• _Work instructions_
Make an exact copy of the listing below. Pictures stay out of it.

• _Given information_

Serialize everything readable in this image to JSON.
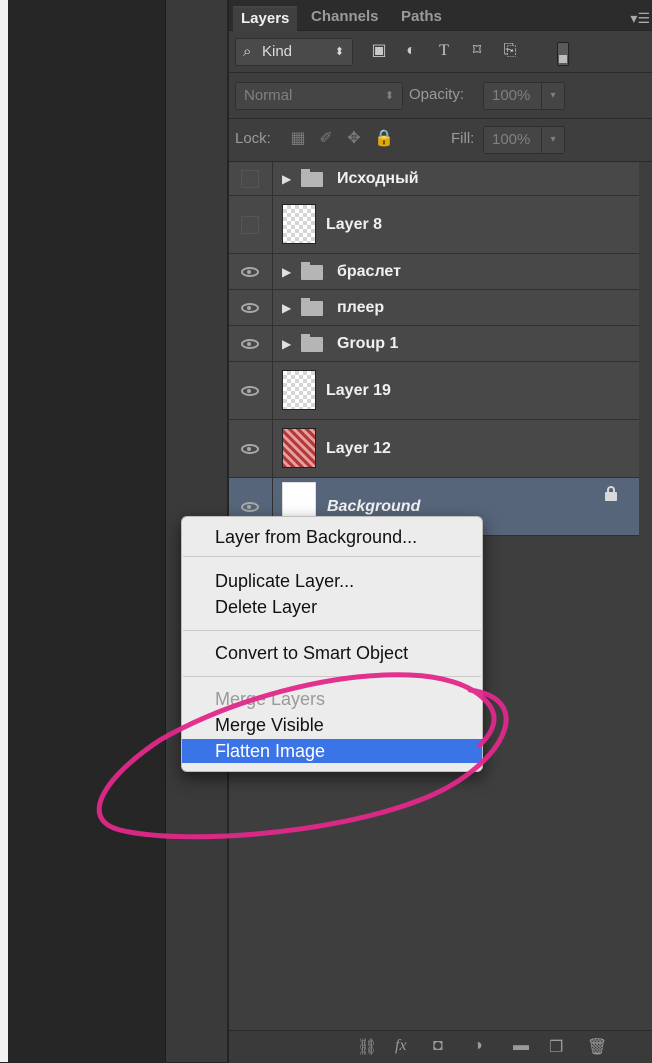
{
  "panel": {
    "tabs": [
      {
        "label": "Layers",
        "active": true
      },
      {
        "label": "Channels",
        "active": false
      },
      {
        "label": "Paths",
        "active": false
      }
    ],
    "filter": {
      "label": "Kind"
    },
    "blend_mode": {
      "value": "Normal"
    },
    "opacity": {
      "label": "Opacity:",
      "value": "100%"
    },
    "lock": {
      "label": "Lock:"
    },
    "fill": {
      "label": "Fill:",
      "value": "100%"
    }
  },
  "layers": [
    {
      "name": "Исходный",
      "type": "group",
      "visible": false
    },
    {
      "name": "Layer 8",
      "type": "layer",
      "visible": false
    },
    {
      "name": "браслет",
      "type": "group",
      "visible": true
    },
    {
      "name": "плеер",
      "type": "group",
      "visible": true
    },
    {
      "name": "Group 1",
      "type": "group",
      "visible": true
    },
    {
      "name": "Layer 19",
      "type": "layer",
      "visible": true
    },
    {
      "name": "Layer 12",
      "type": "layer",
      "visible": true
    },
    {
      "name": "Background",
      "type": "background",
      "visible": true,
      "locked": true,
      "selected": true
    }
  ],
  "context_menu": {
    "items": [
      {
        "label": "Layer from Background...",
        "enabled": true
      },
      {
        "label": "Duplicate Layer...",
        "enabled": true
      },
      {
        "label": "Delete Layer",
        "enabled": true
      },
      {
        "label": "Convert to Smart Object",
        "enabled": true
      },
      {
        "label": "Merge Layers",
        "enabled": false
      },
      {
        "label": "Merge Visible",
        "enabled": true
      },
      {
        "label": "Flatten Image",
        "enabled": true,
        "highlighted": true
      }
    ]
  },
  "colors": {
    "highlight": "#3b74e6",
    "annotation": "#e0288a",
    "selected_layer": "#57657a"
  }
}
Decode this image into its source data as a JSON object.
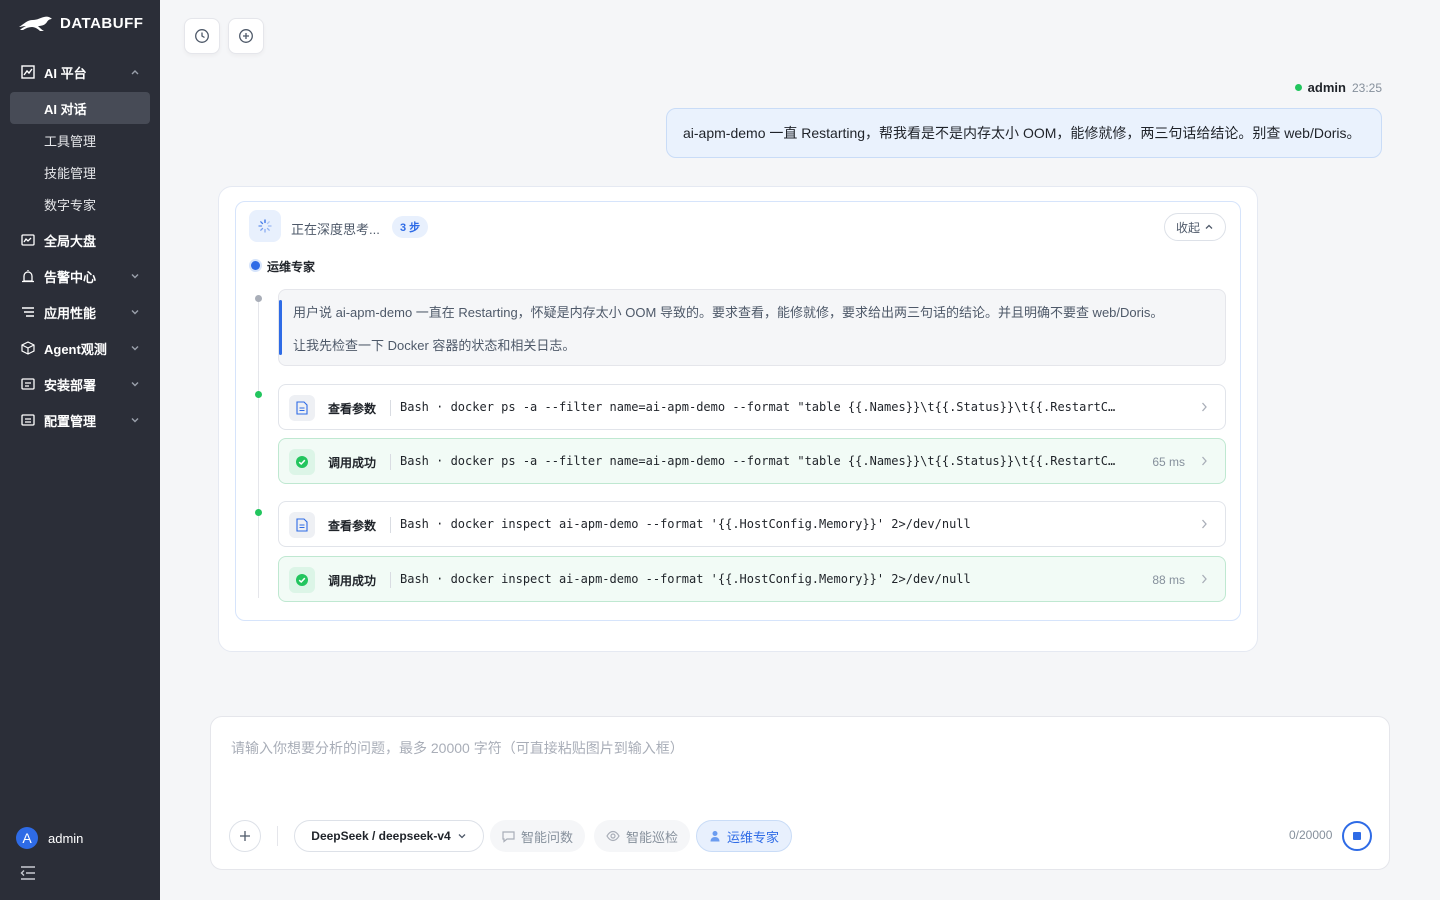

• _Finished exercise_
Serialize everything readable in this image to JSON.
{
  "panel": {
    "tabs": [
      {
        "label": "Layers",
        "active": true
      },
      {
        "label": "Channels",
        "active": false
      },
      {
        "label": "Paths",
        "active": false
      }
    ],
    "filter": {
      "label": "Kind"
    },
    "blend_mode": {
      "value": "Normal"
    },
    "opacity": {
      "label": "Opacity:",
      "value": "100%"
    },
    "lock": {
      "label": "Lock:"
    },
    "fill": {
      "label": "Fill:",
      "value": "100%"
    }
  },
  "layers": [
    {
      "name": "Исходный",
      "type": "group",
      "visible": false
    },
    {
      "name": "Layer 8",
      "type": "layer",
      "visible": false
    },
    {
      "name": "браслет",
      "type": "group",
      "visible": true
    },
    {
      "name": "плеер",
      "type": "group",
      "visible": true
    },
    {
      "name": "Group 1",
      "type": "group",
      "visible": true
    },
    {
      "name": "Layer 19",
      "type": "layer",
      "visible": true
    },
    {
      "name": "Layer 12",
      "type": "layer",
      "visible": true
    },
    {
      "name": "Background",
      "type": "background",
      "visible": true,
      "locked": true,
      "selected": true
    }
  ],
  "context_menu": {
    "items": [
      {
        "label": "Layer from Background...",
        "enabled": true
      },
      {
        "label": "Duplicate Layer...",
        "enabled": true
      },
      {
        "label": "Delete Layer",
        "enabled": true
      },
      {
        "label": "Convert to Smart Object",
        "enabled": true
      },
      {
        "label": "Merge Layers",
        "enabled": false
      },
      {
        "label": "Merge Visible",
        "enabled": true
      },
      {
        "label": "Flatten Image",
        "enabled": true,
        "highlighted": true
      }
    ]
  },
  "colors": {
    "highlight": "#3b74e6",
    "annotation": "#e0288a",
    "selected_layer": "#57657a"
  }
}
Decode this image into its source data as a JSON object.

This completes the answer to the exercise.